The immense plants live under the Space Needle and blast anybody passing underneath with a harmony of voices.
See where 11,967 cyclones overlap in space in this fascinating look at the planet's most powerful storms.
The embattled mayor, who is facing accusations of sexual harassment from more than a dozen women, blamed a "lynch mob" of politicians and media interests for his ouster.
The world's waistlines won't know what hit them when this cheap, all-night fry dispensary catches on.
"Mind the Gap" takes advantage of open data to present a rotating, zoomable, ambient-noise-inflected model of London's train system.
The weird psychology of deciding what to do with your trash.
With bright paint and an eye out for the police, Francisco de Pájaro transforms street rubbish into hilarious googly-eyed freaks.
Why let stupid biology dictate our beer drinking, when we can just switch to an experimental hydrating brewski?

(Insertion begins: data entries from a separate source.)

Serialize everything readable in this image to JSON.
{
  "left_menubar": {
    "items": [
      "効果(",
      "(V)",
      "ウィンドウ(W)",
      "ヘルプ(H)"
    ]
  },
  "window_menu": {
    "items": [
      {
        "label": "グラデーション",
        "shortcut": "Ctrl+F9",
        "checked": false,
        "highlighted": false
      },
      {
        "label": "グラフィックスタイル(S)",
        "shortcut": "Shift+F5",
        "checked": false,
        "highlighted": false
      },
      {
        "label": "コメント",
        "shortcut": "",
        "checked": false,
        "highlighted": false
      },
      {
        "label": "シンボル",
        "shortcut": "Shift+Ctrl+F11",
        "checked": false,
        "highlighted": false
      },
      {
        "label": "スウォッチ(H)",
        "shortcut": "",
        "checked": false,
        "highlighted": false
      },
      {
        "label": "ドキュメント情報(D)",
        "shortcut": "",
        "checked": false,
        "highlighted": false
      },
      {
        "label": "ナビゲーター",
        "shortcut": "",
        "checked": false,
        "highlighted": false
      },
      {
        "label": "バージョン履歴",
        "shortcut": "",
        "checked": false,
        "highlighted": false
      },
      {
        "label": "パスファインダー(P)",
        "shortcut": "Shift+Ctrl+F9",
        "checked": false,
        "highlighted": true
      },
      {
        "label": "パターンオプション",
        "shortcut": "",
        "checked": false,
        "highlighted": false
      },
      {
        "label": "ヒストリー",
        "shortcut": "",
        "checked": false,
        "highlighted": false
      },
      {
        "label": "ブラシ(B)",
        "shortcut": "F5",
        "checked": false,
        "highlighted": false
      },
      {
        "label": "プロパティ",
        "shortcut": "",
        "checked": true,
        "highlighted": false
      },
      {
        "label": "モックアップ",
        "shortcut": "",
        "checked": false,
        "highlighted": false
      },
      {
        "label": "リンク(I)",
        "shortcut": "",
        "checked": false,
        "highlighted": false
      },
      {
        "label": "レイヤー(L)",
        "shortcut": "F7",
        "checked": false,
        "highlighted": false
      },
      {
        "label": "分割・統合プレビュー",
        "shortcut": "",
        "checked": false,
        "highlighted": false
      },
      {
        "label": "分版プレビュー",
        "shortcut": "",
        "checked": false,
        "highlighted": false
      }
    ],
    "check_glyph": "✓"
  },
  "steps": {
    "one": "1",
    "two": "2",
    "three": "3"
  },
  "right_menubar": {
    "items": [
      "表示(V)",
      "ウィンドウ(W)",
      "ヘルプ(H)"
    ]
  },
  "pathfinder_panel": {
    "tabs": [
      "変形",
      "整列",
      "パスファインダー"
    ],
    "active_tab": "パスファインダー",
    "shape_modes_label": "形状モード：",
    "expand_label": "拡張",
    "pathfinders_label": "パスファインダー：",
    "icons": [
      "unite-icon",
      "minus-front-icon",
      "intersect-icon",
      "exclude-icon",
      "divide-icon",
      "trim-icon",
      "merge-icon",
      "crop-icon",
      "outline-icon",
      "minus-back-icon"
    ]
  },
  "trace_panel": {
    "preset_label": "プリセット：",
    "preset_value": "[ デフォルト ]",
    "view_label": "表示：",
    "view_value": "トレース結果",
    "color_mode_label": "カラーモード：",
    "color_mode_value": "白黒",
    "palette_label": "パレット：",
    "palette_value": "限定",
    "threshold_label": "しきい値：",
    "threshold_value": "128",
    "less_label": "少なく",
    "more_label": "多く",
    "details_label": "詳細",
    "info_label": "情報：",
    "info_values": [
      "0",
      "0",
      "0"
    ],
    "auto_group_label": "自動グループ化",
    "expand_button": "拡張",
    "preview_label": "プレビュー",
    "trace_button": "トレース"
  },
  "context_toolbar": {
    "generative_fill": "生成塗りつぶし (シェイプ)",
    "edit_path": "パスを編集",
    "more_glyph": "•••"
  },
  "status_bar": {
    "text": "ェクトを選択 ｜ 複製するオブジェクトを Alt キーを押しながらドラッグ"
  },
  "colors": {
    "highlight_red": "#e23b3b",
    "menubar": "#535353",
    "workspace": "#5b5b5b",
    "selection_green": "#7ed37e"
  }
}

Behold the Sears Tower deconstructed into flaccid tubes, a Mies van der Rohe building sunk in Lake Michigan, and other incredible concepts.
An improbable proposal from the 1930s would have joined New York to New Jersey with a new neighborhood built over water.
A tremendous eruption this Sunday on Mount Sakurajima delayed trains and turned streets as dark as night.
As China suffers through its hottest summer on record, an immense and deadly bubble of heat builds above Shanghai.
The Savernack Street Gallery lies behind an inaccessible San Francisco storefront, and can be seen through an aperture about 0.5 inches wide.
To get away from hurricanes, earthquakes, wildfires, and other calamities, relocate to lovely upstate New York or the fertile fields of Ohio.
Earnest plans for a new mixed-use project that look anywhere from a wooden-shutter factory to the barn of a giant Amish farmer.
A hulking sculpture outside City Hall preserves popular citizen complaints and transforms unpopular ones into harmless music.
Stand at the perfect spot, and this trick-filled utility box blends seamlessly into the streetscape.
This generation is doomed to more frequent and extreme heat waves, but researchers say the next one can benefit if we act on emissions now.
Let's take a look back at the ambitious 1930s plan to erect this monstrosity over the city.